* [TASK REQUIREMENTS] The expected output is each line below containing "screenshot", copied in full.

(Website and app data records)

····················

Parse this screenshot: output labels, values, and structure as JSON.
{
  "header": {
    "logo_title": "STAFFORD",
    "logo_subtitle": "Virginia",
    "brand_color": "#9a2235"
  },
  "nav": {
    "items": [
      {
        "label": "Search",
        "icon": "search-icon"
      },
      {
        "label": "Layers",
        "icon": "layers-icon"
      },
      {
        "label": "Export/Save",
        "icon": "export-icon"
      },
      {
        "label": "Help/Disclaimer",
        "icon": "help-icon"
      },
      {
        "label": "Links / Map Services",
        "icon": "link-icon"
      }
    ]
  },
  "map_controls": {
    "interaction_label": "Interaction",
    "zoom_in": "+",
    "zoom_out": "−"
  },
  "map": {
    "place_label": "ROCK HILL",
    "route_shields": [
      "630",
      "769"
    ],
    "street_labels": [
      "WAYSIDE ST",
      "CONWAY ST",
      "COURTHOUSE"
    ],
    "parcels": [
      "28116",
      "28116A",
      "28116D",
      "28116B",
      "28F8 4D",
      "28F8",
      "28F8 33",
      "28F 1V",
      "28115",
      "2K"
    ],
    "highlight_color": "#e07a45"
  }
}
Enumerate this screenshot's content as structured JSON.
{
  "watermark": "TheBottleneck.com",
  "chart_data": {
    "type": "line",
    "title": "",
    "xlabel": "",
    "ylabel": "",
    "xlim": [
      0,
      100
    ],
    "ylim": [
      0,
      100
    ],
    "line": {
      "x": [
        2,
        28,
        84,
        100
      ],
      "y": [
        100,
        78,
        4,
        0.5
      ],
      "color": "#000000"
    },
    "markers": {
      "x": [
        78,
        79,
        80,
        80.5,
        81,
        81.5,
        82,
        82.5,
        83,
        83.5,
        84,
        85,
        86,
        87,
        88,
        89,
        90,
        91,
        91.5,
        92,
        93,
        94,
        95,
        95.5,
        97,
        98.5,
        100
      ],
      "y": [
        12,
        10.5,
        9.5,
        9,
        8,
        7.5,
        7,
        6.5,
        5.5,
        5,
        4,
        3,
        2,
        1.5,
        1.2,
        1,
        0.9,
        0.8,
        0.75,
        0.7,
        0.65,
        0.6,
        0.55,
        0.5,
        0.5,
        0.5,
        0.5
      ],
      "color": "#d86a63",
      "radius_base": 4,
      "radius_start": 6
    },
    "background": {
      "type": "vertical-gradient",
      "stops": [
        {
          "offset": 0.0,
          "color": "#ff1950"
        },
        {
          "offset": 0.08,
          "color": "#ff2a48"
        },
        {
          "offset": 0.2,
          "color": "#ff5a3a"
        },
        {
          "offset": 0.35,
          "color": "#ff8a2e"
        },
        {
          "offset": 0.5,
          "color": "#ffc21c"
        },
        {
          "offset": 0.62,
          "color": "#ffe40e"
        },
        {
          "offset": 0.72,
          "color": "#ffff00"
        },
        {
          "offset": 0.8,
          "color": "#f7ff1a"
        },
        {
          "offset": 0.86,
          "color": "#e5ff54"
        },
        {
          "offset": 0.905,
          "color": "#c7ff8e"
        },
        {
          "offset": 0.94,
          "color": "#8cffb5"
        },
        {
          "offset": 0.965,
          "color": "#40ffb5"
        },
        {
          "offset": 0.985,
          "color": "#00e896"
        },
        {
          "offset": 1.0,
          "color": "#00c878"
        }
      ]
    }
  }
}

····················

* [RESPONSE]
Parse this screenshot: output labels, values, and structure as JSON.
Enumerate this screenshot's content as structured JSON.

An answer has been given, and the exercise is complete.